[Start of section]

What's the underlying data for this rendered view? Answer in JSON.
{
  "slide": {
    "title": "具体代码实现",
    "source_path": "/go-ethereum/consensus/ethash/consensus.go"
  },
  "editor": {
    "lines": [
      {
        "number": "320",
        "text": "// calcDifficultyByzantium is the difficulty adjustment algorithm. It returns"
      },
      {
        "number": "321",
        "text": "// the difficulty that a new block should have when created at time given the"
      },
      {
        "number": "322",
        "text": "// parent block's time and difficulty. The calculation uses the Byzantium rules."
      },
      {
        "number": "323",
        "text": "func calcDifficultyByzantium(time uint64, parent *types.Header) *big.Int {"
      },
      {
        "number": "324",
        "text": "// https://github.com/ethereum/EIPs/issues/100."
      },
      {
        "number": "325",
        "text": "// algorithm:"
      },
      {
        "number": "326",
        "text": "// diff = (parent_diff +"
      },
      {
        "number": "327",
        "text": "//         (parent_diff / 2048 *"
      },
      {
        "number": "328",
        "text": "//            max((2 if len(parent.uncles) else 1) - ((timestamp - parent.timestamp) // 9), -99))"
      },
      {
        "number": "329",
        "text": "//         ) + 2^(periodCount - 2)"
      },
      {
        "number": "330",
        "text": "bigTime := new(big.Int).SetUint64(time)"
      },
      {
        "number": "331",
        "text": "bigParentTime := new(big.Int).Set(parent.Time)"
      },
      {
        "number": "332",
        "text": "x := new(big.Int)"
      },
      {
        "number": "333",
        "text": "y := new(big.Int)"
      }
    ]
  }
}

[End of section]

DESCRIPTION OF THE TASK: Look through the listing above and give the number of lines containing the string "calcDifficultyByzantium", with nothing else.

OUTPUT: 2